It’s always been an awkward topic for me. My anxiety problem, I mean. When I meet people and they want to hang out somewhere I’m unfamiliar with or that’s out of my comfort zone for driving and I have to tell them I can’t go because of my anxiety, they always give me this funny look. Like I’m a weirdo or something. Of course, they’re always quick to give me a sympathetic smile and an “Oh, that’s alright, we’ll do something else sometime.” Most of them never ask to hang out with me again, but the rare few (who I consider to be real friends because of their actions) do.
I’m bringing this topic up again (read my first post about my anxiety here) despite my awkwardness for it, because today I started a new therapy. It’s called EMDR, or Eye Movement Desensitization and Reprocessing, therapy. It originally started out as treatment specifically for patients and people who have suffered from trauma (things like bad car accidents or PTSD for soldiers and civilians alike), but because of its effectiveness, it’s becoming a broader treatment for things like anxiety and depression, too. In a way, however it is that it works precisely, it helps you to reprocess memories that may have been processed by the emotional side of your brain rather than the rational side during long-term memory processing.
Here’s a bit of a blurb from the EMDR Institute‘s website: “[It’s a form of] psychotherapy that enables people to heal from the symptoms and emotional distress that are the result of disturbing life experiences. Repeated studies show that by using EMDR people can experience the benefits of psychotherapy that once took years to make a difference. It is widely assumed that severe emotional pain requires a long time to heal. EMDR therapy shows that the mind can in fact heal from psychological trauma much as the body recovers from physical trauma. When you cut your hand, your body works to close the wound. If a foreign object or repeated injury irritates the wound, it festers and causes pain. Once the block is removed, healing resumes. EMDR therapy demonstrates that a similar sequence of events occurs with mental processes. The brain’s information processing system naturally moves toward mental health. If the system is blocked or imbalanced by the impact of a disturbing event, the emotional wound festers and can cause intense suffering. Once the block is removed, healing resumes. Using the detailed protocols and procedures learned in EMDR training sessions, clinicians help clients activate their natural healing processes.”
It’s an interesting concept to say the least. “There has been so much research on EMDR that it is now recognized as an effective form of treatment for trauma and other disturbing experiences by organizations such as the American Psychiatric Association, the World Health Organization and the Department of Defense. Given the worldwide recognition as an effective treatment of trauma, you can easily see how EMDR would be effective in treating the “everyday” memories that are the reason people have low self-esteem, feelings of powerlessness, and all the myriad problems that bring them in for therapy. Over 100,000 clinicians throughout the world use the therapy. Millions of people have been treated successfully over the past 25 years.” -EMDR Inst.

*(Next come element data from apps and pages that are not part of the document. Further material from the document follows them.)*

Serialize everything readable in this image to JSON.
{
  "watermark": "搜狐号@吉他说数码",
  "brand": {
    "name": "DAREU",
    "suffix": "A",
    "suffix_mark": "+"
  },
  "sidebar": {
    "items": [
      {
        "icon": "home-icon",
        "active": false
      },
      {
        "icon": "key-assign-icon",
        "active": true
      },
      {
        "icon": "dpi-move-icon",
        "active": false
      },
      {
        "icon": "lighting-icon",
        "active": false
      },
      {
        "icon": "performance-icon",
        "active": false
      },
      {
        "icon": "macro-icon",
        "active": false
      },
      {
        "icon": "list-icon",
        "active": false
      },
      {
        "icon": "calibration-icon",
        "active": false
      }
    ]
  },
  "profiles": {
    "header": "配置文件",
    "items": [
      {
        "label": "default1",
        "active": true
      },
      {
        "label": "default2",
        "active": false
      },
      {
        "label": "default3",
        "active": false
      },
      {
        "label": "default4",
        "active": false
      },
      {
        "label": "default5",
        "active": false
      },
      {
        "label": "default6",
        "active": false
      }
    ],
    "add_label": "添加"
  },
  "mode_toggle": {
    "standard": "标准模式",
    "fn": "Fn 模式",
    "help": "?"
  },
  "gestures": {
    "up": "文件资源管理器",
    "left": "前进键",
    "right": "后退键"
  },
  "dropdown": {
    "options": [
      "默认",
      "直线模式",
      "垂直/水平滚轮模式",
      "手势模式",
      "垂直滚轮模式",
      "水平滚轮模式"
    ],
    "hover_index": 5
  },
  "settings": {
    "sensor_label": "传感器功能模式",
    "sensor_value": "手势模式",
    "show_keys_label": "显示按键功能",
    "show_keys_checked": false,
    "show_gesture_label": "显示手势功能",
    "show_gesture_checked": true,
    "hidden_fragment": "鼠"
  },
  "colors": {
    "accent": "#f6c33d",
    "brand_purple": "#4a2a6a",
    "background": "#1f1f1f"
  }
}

All that fancy lingo and information aside, I definitely have to say that my experience with my first treatment today was far from what I expected. To be honest, I don’t know how it works really, only that I ended up sobbing like a little kid about 10 minutes in and going over memories I didn’t even know still bothered me. Somehow, though, I think they’re all related.
Adverse effects? Sure! Every treatment has them. My counselor made a point to tell me at the end of our session today that because EMDR helps memories and emotions that rouse my anxiety and subconsciously affect me so that I end up doing OCD habits, that I may continue to feel “distress during the day, more distressing and unresolved memories could emerge as the processing of incidents and materials may continue, and other dreams, memories, feelings, etc., may emerge.” –EMDR Inst. (but basically she said the same thing. I just like how they wrote it, that’s why I quoted them again. Haha!)
I’m not really sure why I’m writing this and I’m not sure I’m entirely comfortable admitting it to you and the rest of the world, but I do feel like I should document this treatment process. I feel like it might not only help me, but can also be used as a learning and teaching experience for you (my readers) and (I hope) give hope to those who suffer from forms of distress-caused anxiety and OCD like me.
Other than that (sobbing for an entire hour pretty much in the middle of the day with my counselor, I mean) my day was pretty swell!
Look for my words again soon!